● **TASK TO COMPLETE**
Copy the listing exactly; drop the pictures.

● **GIVEN ENTRIES**

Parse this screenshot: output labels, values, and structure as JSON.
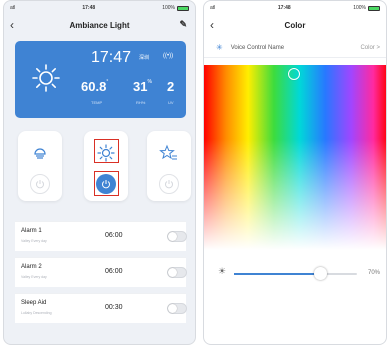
{
  "left": {
    "status": {
      "carrier": "atl",
      "time": "17:48",
      "battery_text": "100%"
    },
    "title": "Ambiance Light",
    "back_icon": "chevron-left-icon",
    "edit_icon": "pencil-icon",
    "weather": {
      "time": "17:47",
      "city": "深圳",
      "signal": "((•))",
      "temp": "60.8",
      "temp_unit": "°",
      "rh": "31",
      "rh_unit": "%",
      "uv": "2",
      "temp_label": "TEMP",
      "rh_label": "RH%",
      "uv_label": "UV",
      "icon": "sun-icon"
    },
    "modes": [
      {
        "icon": "lamp-icon",
        "power": "off"
      },
      {
        "icon": "sun-icon",
        "power": "on",
        "highlighted": true
      },
      {
        "icon": "star-icon",
        "power": "off"
      }
    ],
    "rows": [
      {
        "name": "Alarm 1",
        "sub": "Valley Every day",
        "time": "06:00",
        "on": false
      },
      {
        "name": "Alarm 2",
        "sub": "Valley Every day",
        "time": "06:00",
        "on": false
      },
      {
        "name": "Sleep Aid",
        "sub": "Lullaby Descending",
        "time": "00:30",
        "on": false
      }
    ]
  },
  "right": {
    "status": {
      "carrier": "atl",
      "time": "17:48",
      "battery_text": "100%"
    },
    "title": "Color",
    "back_icon": "chevron-left-icon",
    "voice": {
      "label": "Voice Control Name",
      "value": "Color",
      "chevron": ">"
    },
    "brightness": {
      "value": 70,
      "label": "70%"
    }
  },
  "colors": {
    "accent": "#3f83d3",
    "highlight": "#d93025"
  }
}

● **RESULT OF THIS EXERCISE**
Parse this screenshot: output labels, values, and structure as JSON.
{
  "left": {
    "status": {
      "carrier": "atl",
      "time": "17:48",
      "battery_text": "100%"
    },
    "title": "Ambiance Light",
    "back_icon": "chevron-left-icon",
    "edit_icon": "pencil-icon",
    "weather": {
      "time": "17:47",
      "city": "深圳",
      "signal": "((•))",
      "temp": "60.8",
      "temp_unit": "°",
      "rh": "31",
      "rh_unit": "%",
      "uv": "2",
      "temp_label": "TEMP",
      "rh_label": "RH%",
      "uv_label": "UV",
      "icon": "sun-icon"
    },
    "modes": [
      {
        "icon": "lamp-icon",
        "power": "off"
      },
      {
        "icon": "sun-icon",
        "power": "on",
        "highlighted": true
      },
      {
        "icon": "star-icon",
        "power": "off"
      }
    ],
    "rows": [
      {
        "name": "Alarm 1",
        "sub": "Valley Every day",
        "time": "06:00",
        "on": false
      },
      {
        "name": "Alarm 2",
        "sub": "Valley Every day",
        "time": "06:00",
        "on": false
      },
      {
        "name": "Sleep Aid",
        "sub": "Lullaby Descending",
        "time": "00:30",
        "on": false
      }
    ]
  },
  "right": {
    "status": {
      "carrier": "atl",
      "time": "17:48",
      "battery_text": "100%"
    },
    "title": "Color",
    "back_icon": "chevron-left-icon",
    "voice": {
      "label": "Voice Control Name",
      "value": "Color",
      "chevron": ">"
    },
    "brightness": {
      "value": 70,
      "label": "70%"
    }
  },
  "colors": {
    "accent": "#3f83d3",
    "highlight": "#d93025"
  }
}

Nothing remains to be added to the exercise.